Rugby is a brutally physical sport with no padding, played by both men and women. Head injuries are a major concern for high-impact sports, but rugby has been in the clear so far due to the way the game is played, both around the world and right here at Montclair State University.
The issue of chronic traumatic encephalopathy (CTE) in football has been making headlines over the past few years. Brain injuries are becoming more and more relevant, with athletes suffering life-long medical problems due to head injuries and concussions sustained in game-play and practice. Although it may seem that rugby would have those same issues, it does not.
“We are taught how to go into contact and how to protect ourselves from contact,” said Montclair State Rugby Coach Dan Marian. “In American football, the helmet is like a weapon.”
Rugby players are taught how to hit without using their heads so injuries like concussions do not occur as often. “We get our concussions and stitches and stuff by its far few.
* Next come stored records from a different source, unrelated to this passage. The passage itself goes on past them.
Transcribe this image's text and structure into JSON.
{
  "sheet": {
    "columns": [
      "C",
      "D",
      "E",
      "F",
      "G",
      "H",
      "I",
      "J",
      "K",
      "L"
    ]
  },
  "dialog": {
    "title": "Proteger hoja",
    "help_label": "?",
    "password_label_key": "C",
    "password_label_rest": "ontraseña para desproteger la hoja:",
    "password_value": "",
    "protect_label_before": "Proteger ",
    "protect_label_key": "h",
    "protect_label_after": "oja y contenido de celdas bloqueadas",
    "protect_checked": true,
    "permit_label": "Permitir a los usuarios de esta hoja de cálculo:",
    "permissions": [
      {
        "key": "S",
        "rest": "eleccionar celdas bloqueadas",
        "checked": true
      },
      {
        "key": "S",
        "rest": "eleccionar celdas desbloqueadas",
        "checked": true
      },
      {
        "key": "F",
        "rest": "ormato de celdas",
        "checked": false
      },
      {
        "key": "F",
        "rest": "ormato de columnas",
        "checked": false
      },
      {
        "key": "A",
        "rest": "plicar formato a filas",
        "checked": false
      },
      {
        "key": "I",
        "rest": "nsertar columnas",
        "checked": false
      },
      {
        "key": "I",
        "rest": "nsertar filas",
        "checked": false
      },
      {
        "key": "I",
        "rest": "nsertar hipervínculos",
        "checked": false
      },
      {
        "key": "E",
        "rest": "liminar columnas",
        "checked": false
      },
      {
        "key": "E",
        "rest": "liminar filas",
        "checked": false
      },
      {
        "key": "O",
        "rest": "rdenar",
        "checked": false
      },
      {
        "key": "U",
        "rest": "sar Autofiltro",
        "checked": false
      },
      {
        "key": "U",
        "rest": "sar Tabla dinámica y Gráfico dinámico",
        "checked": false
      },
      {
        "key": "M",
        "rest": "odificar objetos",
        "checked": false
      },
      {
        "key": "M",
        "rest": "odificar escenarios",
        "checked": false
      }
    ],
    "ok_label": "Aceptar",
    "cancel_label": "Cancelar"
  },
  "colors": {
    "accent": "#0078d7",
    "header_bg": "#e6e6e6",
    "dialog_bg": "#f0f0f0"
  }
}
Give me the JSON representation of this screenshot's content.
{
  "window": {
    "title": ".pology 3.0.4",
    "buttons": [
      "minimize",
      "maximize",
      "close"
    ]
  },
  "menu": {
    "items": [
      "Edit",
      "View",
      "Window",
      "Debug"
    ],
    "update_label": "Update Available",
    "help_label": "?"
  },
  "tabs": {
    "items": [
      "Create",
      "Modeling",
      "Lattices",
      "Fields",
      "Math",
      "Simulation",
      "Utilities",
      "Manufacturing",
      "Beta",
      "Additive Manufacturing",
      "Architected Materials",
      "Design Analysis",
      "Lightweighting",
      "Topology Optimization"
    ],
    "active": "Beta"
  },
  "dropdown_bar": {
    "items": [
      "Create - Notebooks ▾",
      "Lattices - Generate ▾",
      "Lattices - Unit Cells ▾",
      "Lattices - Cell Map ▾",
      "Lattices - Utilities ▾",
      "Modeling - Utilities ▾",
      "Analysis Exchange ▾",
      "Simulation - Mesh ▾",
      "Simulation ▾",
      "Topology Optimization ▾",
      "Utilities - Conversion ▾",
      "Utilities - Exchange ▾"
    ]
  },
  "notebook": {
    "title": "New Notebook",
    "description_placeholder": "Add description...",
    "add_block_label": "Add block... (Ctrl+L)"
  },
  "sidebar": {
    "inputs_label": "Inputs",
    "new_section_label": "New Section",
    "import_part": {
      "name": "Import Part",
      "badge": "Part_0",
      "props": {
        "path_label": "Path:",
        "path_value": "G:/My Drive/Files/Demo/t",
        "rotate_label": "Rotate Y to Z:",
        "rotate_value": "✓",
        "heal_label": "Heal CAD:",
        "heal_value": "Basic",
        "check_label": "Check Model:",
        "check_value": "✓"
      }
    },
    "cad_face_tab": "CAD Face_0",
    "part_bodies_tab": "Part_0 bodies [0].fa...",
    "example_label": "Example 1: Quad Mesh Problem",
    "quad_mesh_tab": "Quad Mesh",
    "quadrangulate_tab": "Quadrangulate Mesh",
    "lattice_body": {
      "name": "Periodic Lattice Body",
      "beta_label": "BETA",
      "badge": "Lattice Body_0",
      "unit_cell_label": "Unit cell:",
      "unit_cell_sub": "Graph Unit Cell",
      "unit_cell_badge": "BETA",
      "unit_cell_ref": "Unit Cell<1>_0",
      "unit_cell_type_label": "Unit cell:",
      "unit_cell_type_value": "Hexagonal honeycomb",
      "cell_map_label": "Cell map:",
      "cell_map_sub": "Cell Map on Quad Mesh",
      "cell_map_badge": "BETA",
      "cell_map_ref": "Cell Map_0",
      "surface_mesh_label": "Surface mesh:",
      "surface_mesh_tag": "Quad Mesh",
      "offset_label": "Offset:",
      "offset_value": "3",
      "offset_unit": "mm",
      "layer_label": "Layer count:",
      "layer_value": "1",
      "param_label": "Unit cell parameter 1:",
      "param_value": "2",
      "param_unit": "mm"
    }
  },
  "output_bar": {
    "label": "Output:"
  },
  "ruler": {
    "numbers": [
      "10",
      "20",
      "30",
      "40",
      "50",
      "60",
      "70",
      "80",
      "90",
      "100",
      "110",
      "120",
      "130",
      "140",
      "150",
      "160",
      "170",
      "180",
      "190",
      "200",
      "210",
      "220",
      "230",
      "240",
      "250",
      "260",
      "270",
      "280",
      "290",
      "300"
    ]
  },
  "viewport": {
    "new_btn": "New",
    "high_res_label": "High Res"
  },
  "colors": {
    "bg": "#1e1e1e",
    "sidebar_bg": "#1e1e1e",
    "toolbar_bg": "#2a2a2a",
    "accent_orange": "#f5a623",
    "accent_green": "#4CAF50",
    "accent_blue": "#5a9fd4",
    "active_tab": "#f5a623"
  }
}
I’ve seen one, maybe two very serious injuries in all my 19 years,” said Marian.
Rugby at the university is under the USA National Rugby Association, rather than the National Collegiate Athlete Association (NCAA), like most other Montclair States athletics. Since they are not a NCAA team, they do not get the same recognition as other sport teams on campus.
The Montclair State Rugby team was a Division III team and held their place within the top 10 teams in the country for two years in a row. After those two years, the team later moved up to Division II with much harder competition.
The Montclair State women’s rugby team consists of 20 athletes and practices once or twice a week, going over some of the same rugged and extremely physical exercises. Sophomore Paige Gallagher said, “I think it is safer, because we put our heads to the side of their body, and since we don’t have padding, we are more cautious.”
Gallagher went on to say, “We are taught to go from head to hip bone. When we wrap around them, you’re supposed to bring them down a certain way.”
All athletes have different reasons for starting their sport. Max Shirhall from the men’s rugby team said, “I’ve been wanting to play a university team sport, but they never fit into my schedule, because it was too time-consuming. Rugby is less time-consuming and works with my schedule.”
Shirhall also thinks rugby is somewhat safer than football. “There is no head-to-head hits like in football, where in that sport, it happens almost every other play.”
Coach Marian said he believes that there is a benefit to rugby being in the USA Rugby Organization rather than a NCAA sport because of all the requirements the NCAA calls for. The players and coaches have more control over the team rather than abiding to the numerous rules they would have to otherwise.
Rugby is not very well known throughout the campus, and Coach Marian said he thinks only 30 percent of the student population probably even knows a team exists. They get most of their players from word of mouth and through friends encouraging their friends to join the team.
That was the case for Montclair Rugby player Sean Clinedinst, “I didn’t know anything about rugby before playing. My friends played and convinced me to play too.”
Coach Marian said they have started a scholarship program hoping to encourage more students to play rugby and also to bring more recruits into the program.